The more things change, the more they stay the same.
Consider this lyric from “How to Succeed in Business Without Really Trying,” Super Summer Theatre’s current production, which opens tonight at Spring Mountain Ranch and runs through July 27:
“If I can’t take my coffee break ... something within me dies.”
Sorry, Starbucks fans, but that song was not inspired by your passion for Mocha Frappucinos.
And for you “Mad Men” maniacs who can’t get enough of your favorite show’s distinctive 1960s New York vibe, welcome to the original claw-your-way-to-the-top saga, musical comedy division.
When “How to Succeed” opened on Broadway in 1961, during the first year of John F. Kennedy presidency, the satirical book that inspired the musical — subtitled “The Dastard’s Guide to Fame and Fortune” — had already been around for almost a decade. (It was written by real-life advertising man Shepherd Mead, who gave the initials of his old ad agency — BBDO — to one of the show’s supporting characters, the prospective head of advertising.)
Little wonder, then, that audiences of the time were primed for sly social commentary — to say nothing of snappy songs and dances — from, among others, “Guys and Dolls” composer Frank Loesser , who shared the Pulitzer Prize for drama with librettist and director Abe Burrows for “How to Succeed.”
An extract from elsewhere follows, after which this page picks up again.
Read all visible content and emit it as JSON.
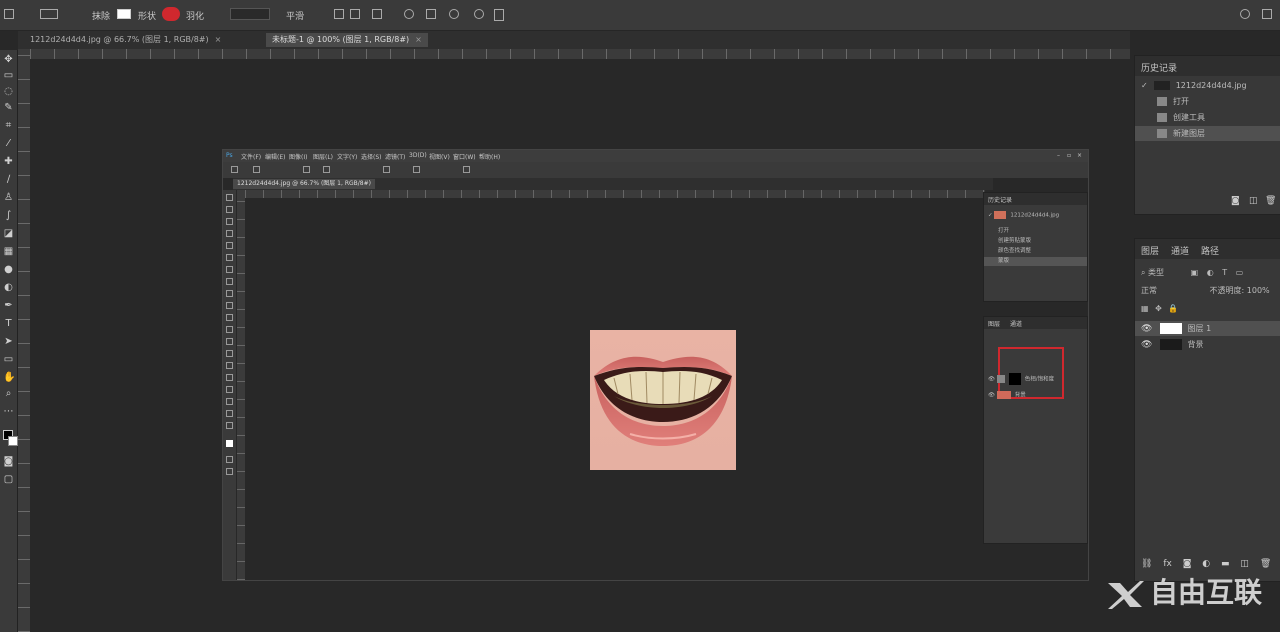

The original production also captured seven Tony Awards, but by the time “How to Succeed” hit the big screen (with original cast members Robert Morse and Rudy Vallee re-creating their roles), it was 1967 — and, in the “Easy Rider” era, an ambitious go-getter climbing the business ladder, however irreverent, seemed hopelessly unhip.
Yet, as the 1995 and 2011 Broadway revivals (starring Matthew Broderick and “Harry Potter’s” Daniel Radcliffe, respectively) have demonstrated, “How to Succeed” remains as timely as ever.
At least in its portrait of protagonist J. Pierrepont Finch (played at Super Summer Theatre by Nick King), a lowly window-washer who, following the title guidebook’s step-by-step advice, rises through the ranks at the World Wide Wicket Co.
In the process, our hero must survive everything from coffee breaks and office parties to too-close encounters with such co-workers as Bud Frump (Scott Gibson-Uebele ), the smug nephew of big boss J.B. Biggley (Michael Brown).
Then there’s mailroom supervisor Twimble (Steve Rink), a corporate yes-man who advises Finch to do things “The Company Way.”
Twimble may be stuck in a corporate rut, but as he reasons in song, “whoever the company fires, I will still be here, year after year after fiscal, never-take-a-risk-al year.”
This being musical comedy, romance also plays a role in “How to Succeed.”
As Finch’s supervisors sternly advise him, “A Secretary Is Not a Toy,” especially not “to fondle and dandle and playfully handle in search of some puerile joy,” they sing, tongues firmly in cheek.
So when Finch meets winsome secretary Rosemary Pilkington (Brenna Folger), their relationship proceeds at a decorous pace, despite Rosemary’s instantly-in-love dreams of life as a suburban wife who’s “Happy To Keep His Dinner Warm” while Finch “goes onward and upward” in business combat downtown.
“Oh, to be loved by a man I respect,” she sings. “To bask in the glow of his perfectly understandable neglect.”
Sure, it’s satire, but the “dated” attitude it reflects keeps “How To Succeed” firmly in period-piece territory, according to Keith Dotson of First Step Productions, who’s directing and choreographing the Super Summer staging.
Because “I don’t think a lot of women want to see themselves in subservient roles” these days, he says, such musical numbers (and the prevailing beliefs behind them) keep the show rooted in the past.
Despite “How to Succeed’s” retro setting, however, Spring Mountain Ranch audiences are hearing updated arrangements of the songs.
Rather than using the 1961 versions, William Wingfield developed orchestrations, inspired by the sound of the 2011 Broadway production, for the show’s instrumental tracks, Dotson says.
The result: a brighter, more contemporary sound that showcases such Loesser classics as “I Believe In You” — in which Finch gives himself an upbeat pep talk while his desperate co-workers grumble, “Gotta stop that man” — and the climactic “Brotherhood of Man,” as Finch argues for we’re-all-in-this-together solidarity by reminding fellow executives that “mediocrity is not a mortal sin.”
A satire of cutthroat corporate culture “still is very relevant” in these challenging economic times, Dotson says.
To say nothing of the chance to introduce Super Summer Theatre audiences to a musical that, despite its “wonderful music” and “great storyline,” isn’t as well-known as it should be, Dotson says.
“It will be fresh for them,” he reasons. “I like that.”
Contact reporter Carol Cling at ccling@ reviewjournal.com or 702-383-0272.